Data shown: Begin

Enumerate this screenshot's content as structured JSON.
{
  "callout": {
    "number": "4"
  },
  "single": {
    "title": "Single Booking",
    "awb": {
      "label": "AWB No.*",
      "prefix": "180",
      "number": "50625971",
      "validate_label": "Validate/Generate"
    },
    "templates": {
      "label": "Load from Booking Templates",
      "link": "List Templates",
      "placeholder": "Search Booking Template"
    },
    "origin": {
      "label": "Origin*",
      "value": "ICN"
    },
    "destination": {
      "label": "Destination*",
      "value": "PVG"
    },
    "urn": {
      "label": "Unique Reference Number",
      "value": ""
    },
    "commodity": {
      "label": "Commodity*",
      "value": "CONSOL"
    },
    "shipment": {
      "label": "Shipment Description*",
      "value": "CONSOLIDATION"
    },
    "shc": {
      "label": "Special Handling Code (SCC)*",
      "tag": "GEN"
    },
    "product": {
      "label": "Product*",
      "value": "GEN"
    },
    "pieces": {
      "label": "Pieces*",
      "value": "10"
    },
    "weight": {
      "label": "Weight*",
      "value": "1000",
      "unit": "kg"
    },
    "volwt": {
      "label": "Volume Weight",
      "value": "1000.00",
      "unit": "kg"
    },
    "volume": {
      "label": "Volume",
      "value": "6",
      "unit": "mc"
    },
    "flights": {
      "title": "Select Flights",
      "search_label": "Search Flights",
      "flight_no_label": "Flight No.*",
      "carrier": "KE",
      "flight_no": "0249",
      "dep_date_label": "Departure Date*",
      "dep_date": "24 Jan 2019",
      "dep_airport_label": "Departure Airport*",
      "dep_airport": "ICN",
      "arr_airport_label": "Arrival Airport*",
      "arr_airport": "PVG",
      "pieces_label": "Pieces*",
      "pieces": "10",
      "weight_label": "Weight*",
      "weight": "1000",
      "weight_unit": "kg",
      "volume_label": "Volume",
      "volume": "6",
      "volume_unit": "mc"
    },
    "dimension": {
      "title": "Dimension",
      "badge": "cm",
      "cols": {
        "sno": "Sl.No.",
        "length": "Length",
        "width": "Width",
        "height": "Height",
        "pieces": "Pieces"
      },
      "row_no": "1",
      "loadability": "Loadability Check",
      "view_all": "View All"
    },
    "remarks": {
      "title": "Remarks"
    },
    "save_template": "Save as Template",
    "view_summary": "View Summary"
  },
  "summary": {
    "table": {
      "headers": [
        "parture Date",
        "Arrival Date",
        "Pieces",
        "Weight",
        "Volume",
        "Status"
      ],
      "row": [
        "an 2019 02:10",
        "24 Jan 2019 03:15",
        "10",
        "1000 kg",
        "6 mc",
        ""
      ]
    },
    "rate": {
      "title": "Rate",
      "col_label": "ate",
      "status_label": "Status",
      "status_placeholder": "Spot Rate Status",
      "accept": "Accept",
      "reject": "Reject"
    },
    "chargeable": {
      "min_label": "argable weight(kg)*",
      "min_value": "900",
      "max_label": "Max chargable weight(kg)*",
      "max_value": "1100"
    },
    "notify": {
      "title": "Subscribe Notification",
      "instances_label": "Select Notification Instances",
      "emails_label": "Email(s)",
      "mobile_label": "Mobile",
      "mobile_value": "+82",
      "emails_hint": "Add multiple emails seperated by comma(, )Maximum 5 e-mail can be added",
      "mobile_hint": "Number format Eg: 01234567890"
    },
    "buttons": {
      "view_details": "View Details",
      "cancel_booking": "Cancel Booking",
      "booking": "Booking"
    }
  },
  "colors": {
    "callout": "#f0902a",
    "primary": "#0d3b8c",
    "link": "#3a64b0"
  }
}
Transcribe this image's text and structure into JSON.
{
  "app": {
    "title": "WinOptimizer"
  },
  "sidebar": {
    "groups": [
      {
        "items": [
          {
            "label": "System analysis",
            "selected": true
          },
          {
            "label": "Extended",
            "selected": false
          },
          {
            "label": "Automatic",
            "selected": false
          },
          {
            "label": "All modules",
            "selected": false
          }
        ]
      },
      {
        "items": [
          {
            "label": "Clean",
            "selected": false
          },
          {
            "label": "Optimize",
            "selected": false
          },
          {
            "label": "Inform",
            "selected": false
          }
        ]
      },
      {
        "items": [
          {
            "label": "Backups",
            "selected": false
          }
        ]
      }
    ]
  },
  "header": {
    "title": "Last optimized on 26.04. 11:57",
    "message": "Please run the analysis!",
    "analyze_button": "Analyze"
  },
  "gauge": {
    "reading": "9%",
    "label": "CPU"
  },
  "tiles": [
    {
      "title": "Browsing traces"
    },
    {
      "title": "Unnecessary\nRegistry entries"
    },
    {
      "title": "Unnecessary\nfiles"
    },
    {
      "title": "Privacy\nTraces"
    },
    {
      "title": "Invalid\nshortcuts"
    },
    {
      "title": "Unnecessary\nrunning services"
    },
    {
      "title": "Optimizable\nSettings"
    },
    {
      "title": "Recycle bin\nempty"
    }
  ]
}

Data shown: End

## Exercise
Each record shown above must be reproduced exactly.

## Finished exercise
Enumerate this screenshot's content as structured JSON.
{
  "callout": {
    "number": "4"
  },
  "single": {
    "title": "Single Booking",
    "awb": {
      "label": "AWB No.*",
      "prefix": "180",
      "number": "50625971",
      "validate_label": "Validate/Generate"
    },
    "templates": {
      "label": "Load from Booking Templates",
      "link": "List Templates",
      "placeholder": "Search Booking Template"
    },
    "origin": {
      "label": "Origin*",
      "value": "ICN"
    },
    "destination": {
      "label": "Destination*",
      "value": "PVG"
    },
    "urn": {
      "label": "Unique Reference Number",
      "value": ""
    },
    "commodity": {
      "label": "Commodity*",
      "value": "CONSOL"
    },
    "shipment": {
      "label": "Shipment Description*",
      "value": "CONSOLIDATION"
    },
    "shc": {
      "label": "Special Handling Code (SCC)*",
      "tag": "GEN"
    },
    "product": {
      "label": "Product*",
      "value": "GEN"
    },
    "pieces": {
      "label": "Pieces*",
      "value": "10"
    },
    "weight": {
      "label": "Weight*",
      "value": "1000",
      "unit": "kg"
    },
    "volwt": {
      "label": "Volume Weight",
      "value": "1000.00",
      "unit": "kg"
    },
    "volume": {
      "label": "Volume",
      "value": "6",
      "unit": "mc"
    },
    "flights": {
      "title": "Select Flights",
      "search_label": "Search Flights",
      "flight_no_label": "Flight No.*",
      "carrier": "KE",
      "flight_no": "0249",
      "dep_date_label": "Departure Date*",
      "dep_date": "24 Jan 2019",
      "dep_airport_label": "Departure Airport*",
      "dep_airport": "ICN",
      "arr_airport_label": "Arrival Airport*",
      "arr_airport": "PVG",
      "pieces_label": "Pieces*",
      "pieces": "10",
      "weight_label": "Weight*",
      "weight": "1000",
      "weight_unit": "kg",
      "volume_label": "Volume",
      "volume": "6",
      "volume_unit": "mc"
    },
    "dimension": {
      "title": "Dimension",
      "badge": "cm",
      "cols": {
        "sno": "Sl.No.",
        "length": "Length",
        "width": "Width",
        "height": "Height",
        "pieces": "Pieces"
      },
      "row_no": "1",
      "loadability": "Loadability Check",
      "view_all": "View All"
    },
    "remarks": {
      "title": "Remarks"
    },
    "save_template": "Save as Template",
    "view_summary": "View Summary"
  },
  "summary": {
    "table": {
      "headers": [
        "parture Date",
        "Arrival Date",
        "Pieces",
        "Weight",
        "Volume",
        "Status"
      ],
      "row": [
        "an 2019 02:10",
        "24 Jan 2019 03:15",
        "10",
        "1000 kg",
        "6 mc",
        ""
      ]
    },
    "rate": {
      "title": "Rate",
      "col_label": "ate",
      "status_label": "Status",
      "status_placeholder": "Spot Rate Status",
      "accept": "Accept",
      "reject": "Reject"
    },
    "chargeable": {
      "min_label": "argable weight(kg)*",
      "min_value": "900",
      "max_label": "Max chargable weight(kg)*",
      "max_value": "1100"
    },
    "notify": {
      "title": "Subscribe Notification",
      "instances_label": "Select Notification Instances",
      "emails_label": "Email(s)",
      "mobile_label": "Mobile",
      "mobile_value": "+82",
      "emails_hint": "Add multiple emails seperated by comma(, )Maximum 5 e-mail can be added",
      "mobile_hint": "Number format Eg: 01234567890"
    },
    "buttons": {
      "view_details": "View Details",
      "cancel_booking": "Cancel Booking",
      "booking": "Booking"
    }
  },
  "colors": {
    "callout": "#f0902a",
    "primary": "#0d3b8c",
    "link": "#3a64b0"
  }
}
Transcribe this image's text and structure into JSON.
{
  "app": {
    "title": "WinOptimizer"
  },
  "sidebar": {
    "groups": [
      {
        "items": [
          {
            "label": "System analysis",
            "selected": true
          },
          {
            "label": "Extended",
            "selected": false
          },
          {
            "label": "Automatic",
            "selected": false
          },
          {
            "label": "All modules",
            "selected": false
          }
        ]
      },
      {
        "items": [
          {
            "label": "Clean",
            "selected": false
          },
          {
            "label": "Optimize",
            "selected": false
          },
          {
            "label": "Inform",
            "selected": false
          }
        ]
      },
      {
        "items": [
          {
            "label": "Backups",
            "selected": false
          }
        ]
      }
    ]
  },
  "header": {
    "title": "Last optimized on 26.04. 11:57",
    "message": "Please run the analysis!",
    "analyze_button": "Analyze"
  },
  "gauge": {
    "reading": "9%",
    "label": "CPU"
  },
  "tiles": [
    {
      "title": "Browsing traces"
    },
    {
      "title": "Unnecessary\nRegistry entries"
    },
    {
      "title": "Unnecessary\nfiles"
    },
    {
      "title": "Privacy\nTraces"
    },
    {
      "title": "Invalid\nshortcuts"
    },
    {
      "title": "Unnecessary\nrunning services"
    },
    {
      "title": "Optimizable\nSettings"
    },
    {
      "title": "Recycle bin\nempty"
    }
  ]
}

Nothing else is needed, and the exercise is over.